═══ Material supplied ═══
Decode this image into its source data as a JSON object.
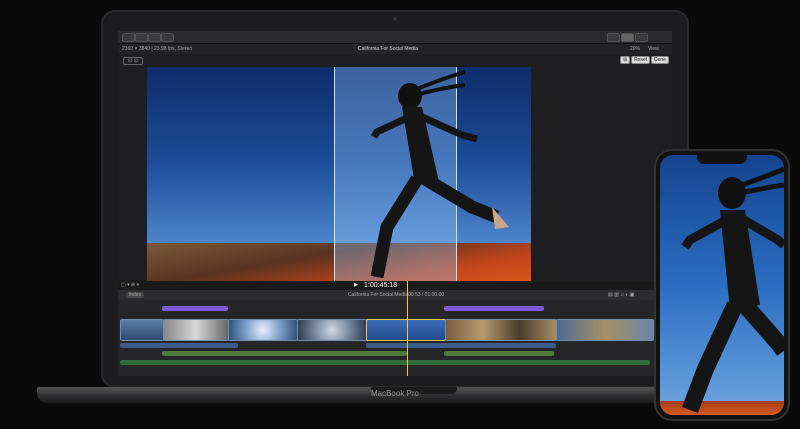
{
  "app": {
    "project_title": "California For Social Media",
    "format": "2160 × 3840 | 23.98 fps, Stereo",
    "zoom": "20%",
    "view_label": "View",
    "timecode": "1:00:45:18",
    "reset_label": "Reset",
    "done_label": "Done",
    "index_label": "Index",
    "timeline_title": "California For Social Media",
    "timeline_duration": "00:53 / 01:00:00"
  },
  "hardware": {
    "laptop_brand": "MacBook Pro"
  },
  "colors": {
    "accent_playhead": "#e8c84b",
    "timeline_clip_border": "#6f8fb0",
    "title_bar": "#7b5bd6",
    "audio_bar": "#2f6d3a"
  }
}
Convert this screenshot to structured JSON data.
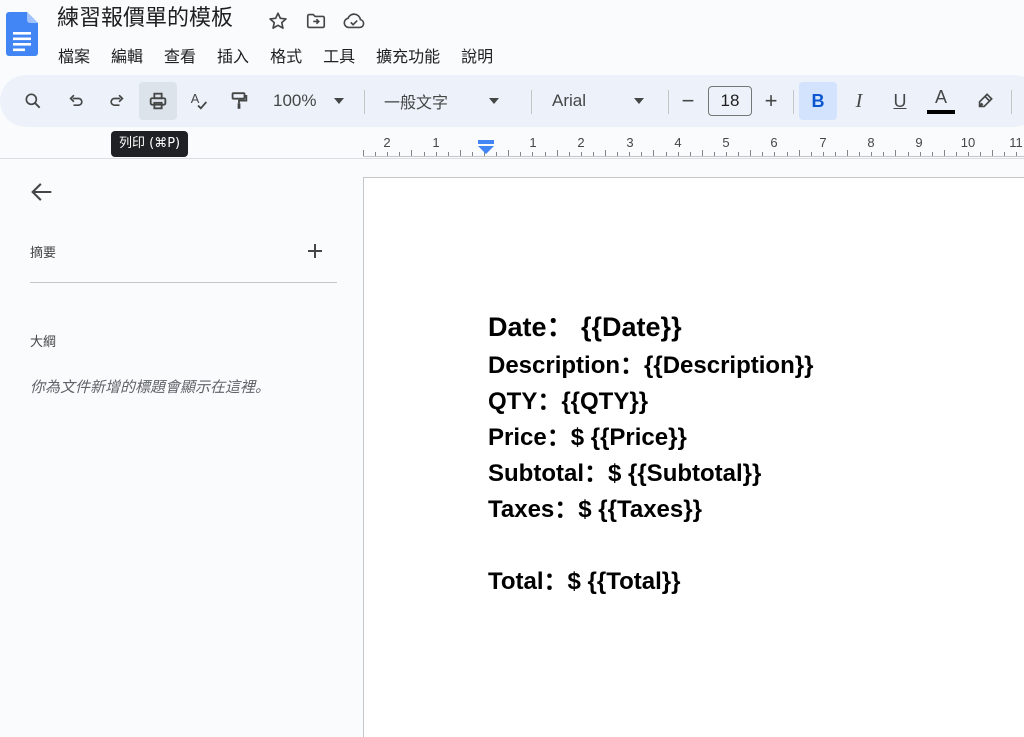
{
  "document": {
    "title": "練習報價單的模板"
  },
  "menu": {
    "items": [
      "檔案",
      "編輯",
      "查看",
      "插入",
      "格式",
      "工具",
      "擴充功能",
      "說明"
    ]
  },
  "toolbar": {
    "zoom": "100%",
    "paragraph_style": "一般文字",
    "font": "Arial",
    "font_size": "18",
    "bold_label": "B",
    "italic_label": "I",
    "underline_label": "U",
    "text_color_label": "A",
    "minus_label": "−",
    "plus_label": "+",
    "text_color": "#000000",
    "active_color": "#d3e3fd"
  },
  "tooltip": {
    "text": "列印 (⌘P)"
  },
  "ruler": {
    "labels": [
      "2",
      "1",
      "1",
      "2",
      "3",
      "4",
      "5",
      "6",
      "7",
      "8",
      "9",
      "10",
      "11"
    ]
  },
  "sidebar": {
    "summary_label": "摘要",
    "outline_label": "大綱",
    "outline_hint": "你為文件新增的標題會顯示在這裡。"
  },
  "content": {
    "lines": [
      "Date： {{Date}}",
      "Description：{{Description}}",
      "QTY：{{QTY}}",
      "Price：$ {{Price}}",
      "Subtotal：$ {{Subtotal}}",
      "Taxes：$ {{Taxes}}",
      "Total：$ {{Total}}"
    ]
  },
  "icons": {
    "app": "google-docs-icon",
    "star": "star-icon",
    "move": "move-to-folder-icon",
    "cloud": "cloud-saved-icon",
    "search": "search-menus-icon",
    "undo": "undo-icon",
    "redo": "redo-icon",
    "print": "print-icon",
    "spellcheck": "spellcheck-icon",
    "paint_format": "paint-format-icon",
    "highlight": "highlight-pen-icon",
    "back": "arrow-left-icon",
    "add": "plus-icon"
  },
  "colors": {
    "docs_blue": "#4285f4",
    "toolbar_bg": "#edf2fa",
    "page_bg": "#f9fbfd"
  }
}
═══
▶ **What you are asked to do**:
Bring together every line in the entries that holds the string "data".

▶ **Your solution**:
Decode this image into its source data as a JSON object.
Convert this screenshot to structured JSON data.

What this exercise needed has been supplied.